230316 Pediatric Preparedness of Emergency Medical Services Providers for Blast and Radiological-related Incidents

Monday, November 8, 2010 : 11:10 AM - 11:30 AM

Michael J. Reilly, DrPH, MPH, NREMT-P CEM , National Center for Disaster Preparedness, Columbia University, Mailman School of Public Health, New York, NY
David S. Markenson, MD , Center for Disaster Medicine, New York Medical College, School of Public Health, Valhalla, NY
Introduction: Recent reports have discussed major deficiencies in the preparedness of emergency medical services (EMS) systems to effectively respond to disasters, terrorism and other public health emergencies. Lack of funding, lack of national uniformity of systems and oversight, and lack of necessary education and training have all been cited as reasons for the inadequate emergency medical preparedness in the US. Methods: A nationally representative sample of the basic and paramedic emergency medical service providers in the United States was surveyed to assess whether they had received training in pediatric considerations for blast and radiological-related events, as part of their initial provider training and continuing medical education (CME) within the past 24 months. Providers were also surveyed as to their comfort level in responding to and treating pediatric victims of these events. Results: Greater than 70% of respondents reported no training as part of their initial provider education in considerations for pediatrics following blast events. Over 80% of respondents reported no training in considerations for pediatrics following events associated with a release of radiation or radioactivity. 88% of respondents stated they were not comfortable with responding to or treating pediatric victims of a radiological incident. Conclusions: EMS workers with more hours of training in these areas report higher levels of comfort responding to and treating victims of these incidents. National standards on education of EMS workers should include content on terrorism-related morbidity and mortality in order to improve the capacity of the Nation's medical first responders to mitigate a terrorist attack.

Learning Objectives:
Objective: Describe the lack of preparedness among US medical first responders for mass casualty events involving pediatric victims. Objective: Discuss the educational and operational barriers to low levels of self-reported comfort in responding to and treating pediatric victims of blast and radiological-related events. Objective: Identify strategies to improve the comfort and willingness of emergency medical services providers to respond to and effectively manage mass casualty events involving pediatric victims.

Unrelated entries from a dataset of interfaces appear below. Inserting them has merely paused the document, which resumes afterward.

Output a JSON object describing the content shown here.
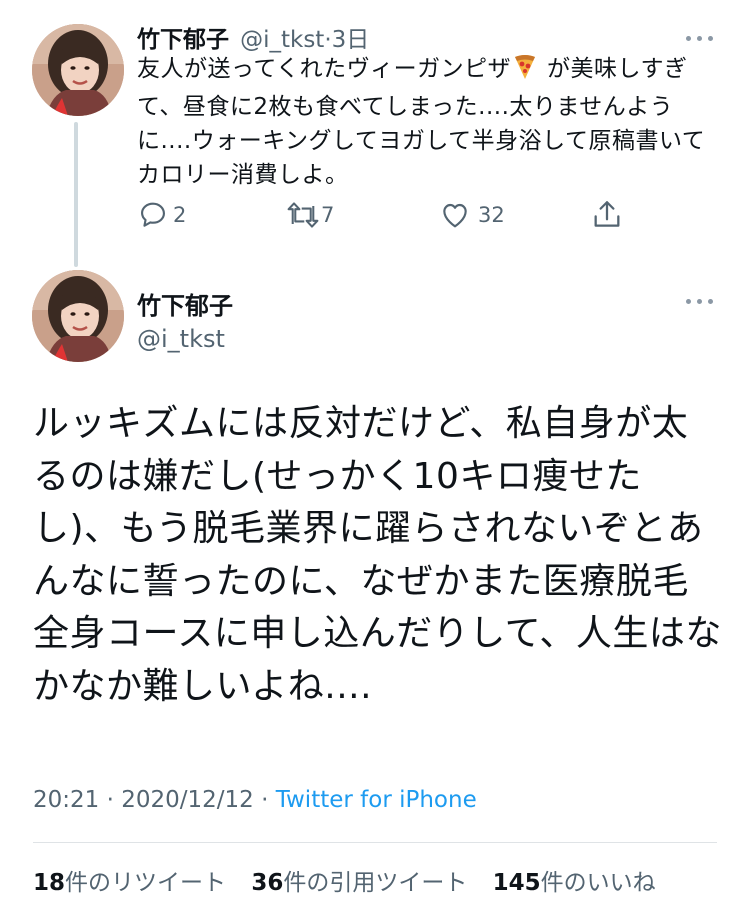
{
  "first_tweet": {
    "author_name": "竹下郁子",
    "handle": "@i_tkst",
    "separator": "·",
    "time_ago": "3日",
    "text_before_emoji": "友人が送ってくれたヴィーガンピザ",
    "emoji": "pizza-icon",
    "text_after_emoji": " が美味しすぎて、昼食に2枚も食べてしまった....太りませんように....ウォーキングしてヨガして半身浴して原稿書いてカロリー消費しよ。",
    "actions": {
      "reply_count": "2",
      "retweet_count": "7",
      "like_count": "32"
    }
  },
  "main_tweet": {
    "author_name": "竹下郁子",
    "handle": "@i_tkst",
    "text": "ルッキズムには反対だけど、私自身が太るのは嫌だし(せっかく10キロ痩せたし)、もう脱毛業界に躍らされないぞとあんなに誓ったのに、なぜかまた医療脱毛全身コースに申し込んだりして、人生はなかなか難しいよね....",
    "time": "20:21",
    "date": "2020/12/12",
    "separator": "·",
    "source": "Twitter for iPhone",
    "stats": {
      "retweets": "18",
      "retweets_label": "件のリツイート",
      "quotes": "36",
      "quotes_label": "件の引用ツイート",
      "likes": "145",
      "likes_label": "件のいいね"
    }
  },
  "colors": {
    "text": "#0f1419",
    "secondary": "#536471",
    "link": "#1d9bf0",
    "thread_line": "#cfd9de"
  }
}
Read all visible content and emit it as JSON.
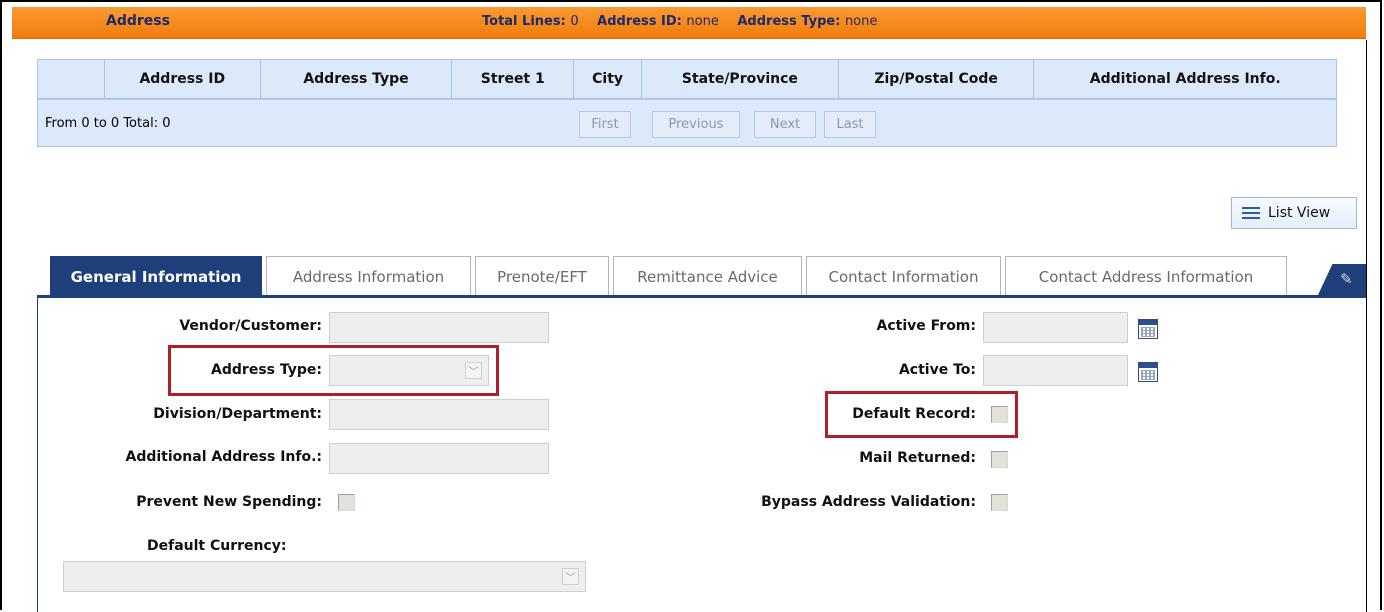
{
  "header": {
    "title": "Address",
    "total_lines_label": "Total Lines:",
    "total_lines_value": "0",
    "address_id_label": "Address ID:",
    "address_id_value": "none",
    "address_type_label": "Address Type:",
    "address_type_value": "none"
  },
  "grid": {
    "columns": [
      "Address ID",
      "Address Type",
      "Street 1",
      "City",
      "State/Province",
      "Zip/Postal Code",
      "Additional Address Info."
    ],
    "pager_info": "From 0 to 0 Total: 0",
    "first": "First",
    "previous": "Previous",
    "next": "Next",
    "last": "Last"
  },
  "list_view_label": "List View",
  "tabs": [
    "General Information",
    "Address Information",
    "Prenote/EFT",
    "Remittance Advice",
    "Contact Information",
    "Contact Address Information"
  ],
  "form": {
    "vendor_customer": "Vendor/Customer:",
    "address_type": "Address Type:",
    "division_department": "Division/Department:",
    "additional_address_info": "Additional Address Info.:",
    "prevent_new_spending": "Prevent New Spending:",
    "default_currency": "Default Currency:",
    "active_from": "Active From:",
    "active_to": "Active To:",
    "default_record": "Default Record:",
    "mail_returned": "Mail Returned:",
    "bypass_address_validation": "Bypass Address Validation:"
  },
  "colors": {
    "header_orange": "#f58a1f",
    "tab_active": "#1e3f7a",
    "grid_blue": "#dbe9fb",
    "highlight_red": "#b01e28"
  }
}
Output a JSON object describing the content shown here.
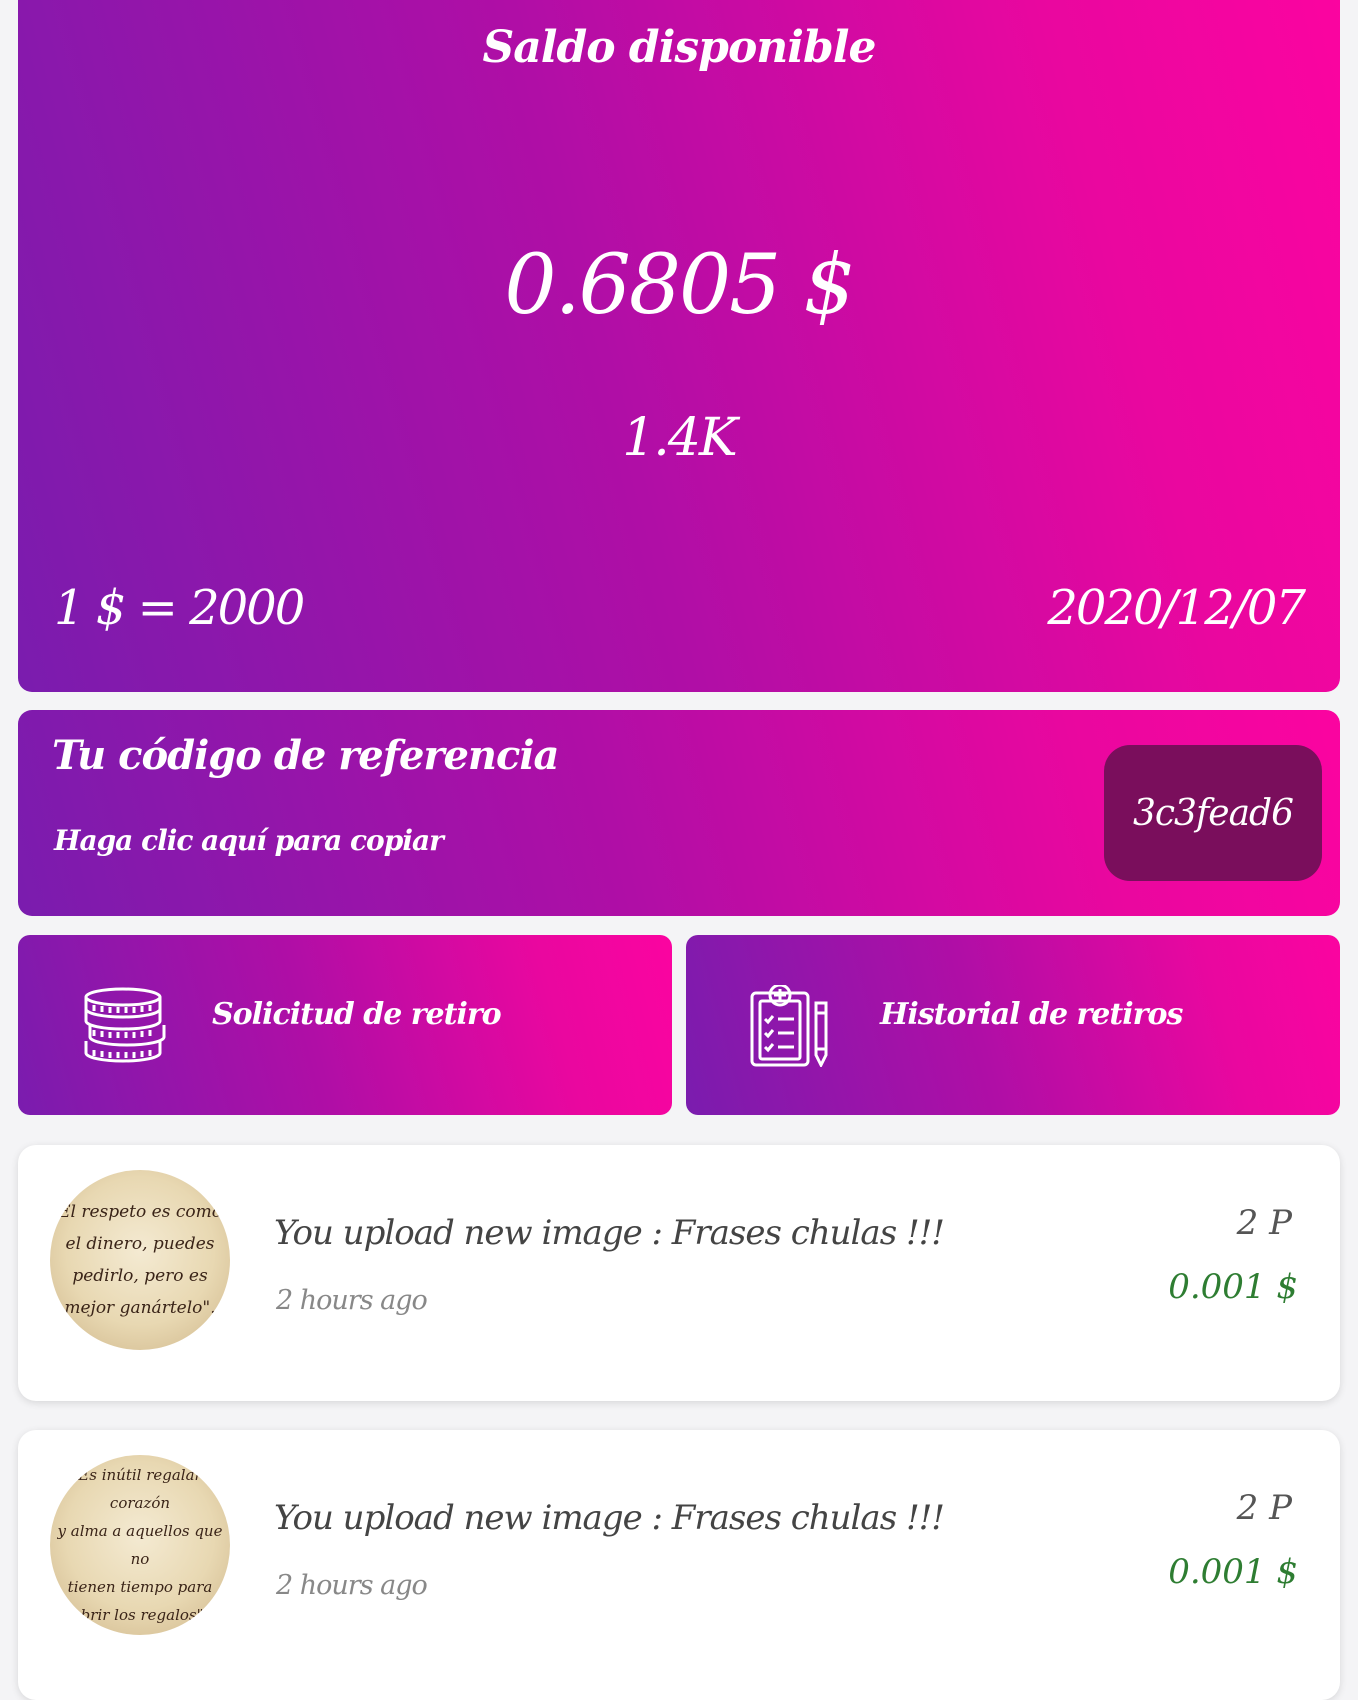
{
  "balance_card": {
    "title": "Saldo disponible",
    "balance": "0.6805 $",
    "points": "1.4K",
    "rate": "1 $ = 2000",
    "date": "2020/12/07"
  },
  "referral": {
    "title": "Tu código de referencia",
    "subtitle": "Haga clic aquí para copiar",
    "code": "3c3fead6"
  },
  "actions": [
    {
      "label": "Solicitud de retiro",
      "icon": "coins-icon"
    },
    {
      "label": "Historial de retiros",
      "icon": "clipboard-icon"
    }
  ],
  "activity": [
    {
      "title": "You upload new image : Frases chulas !!!",
      "time": "2 hours ago",
      "points": "2 P",
      "amount": "0.001 $",
      "thumb_lines": [
        "El respeto es como",
        "el dinero, puedes",
        "pedirlo, pero es",
        "mejor ganártelo\"."
      ]
    },
    {
      "title": "You upload new image : Frases chulas !!!",
      "time": "2 hours ago",
      "points": "2 P",
      "amount": "0.001 $",
      "thumb_lines": [
        "Es inútil regalar corazón",
        "y alma a aquellos que no",
        "tienen tiempo para",
        "abrir los regalos\"."
      ]
    }
  ],
  "colors": {
    "gradient_start": "#7a1cae",
    "gradient_end": "#fb04a0",
    "code_bg": "#7a0e5c",
    "amount_green": "#2e7d32"
  }
}
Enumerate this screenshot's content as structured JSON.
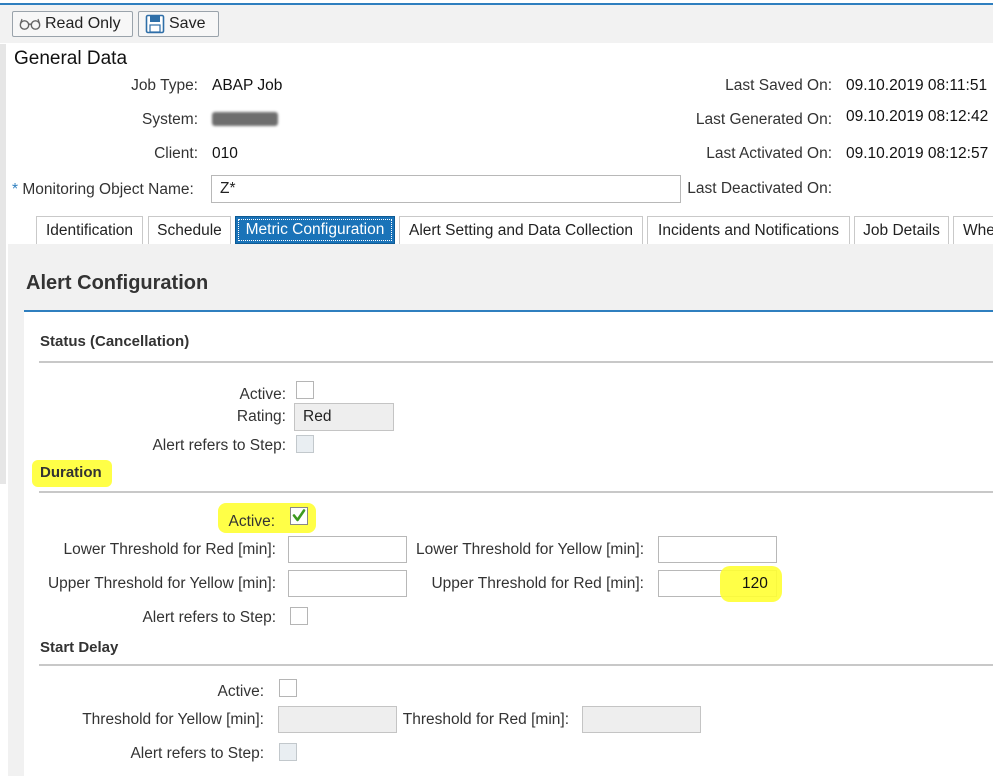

Keywords: Disasters, Pediatrics

Presenting author's disclosure statement:

Qualified on the content I am responsible for because: I am the assistant director of the Center for Disaster Medicine at New York Medical College and engage in research directed at emergency, disaster and public health preparedness.
Any relevant financial relationships? No

I agree to comply with the American Public Health Association Conflict of Interest and Commercial Support Guidelines, and to disclose to the participants any off-label or experimental uses of a commercial product or service discussed in my presentation.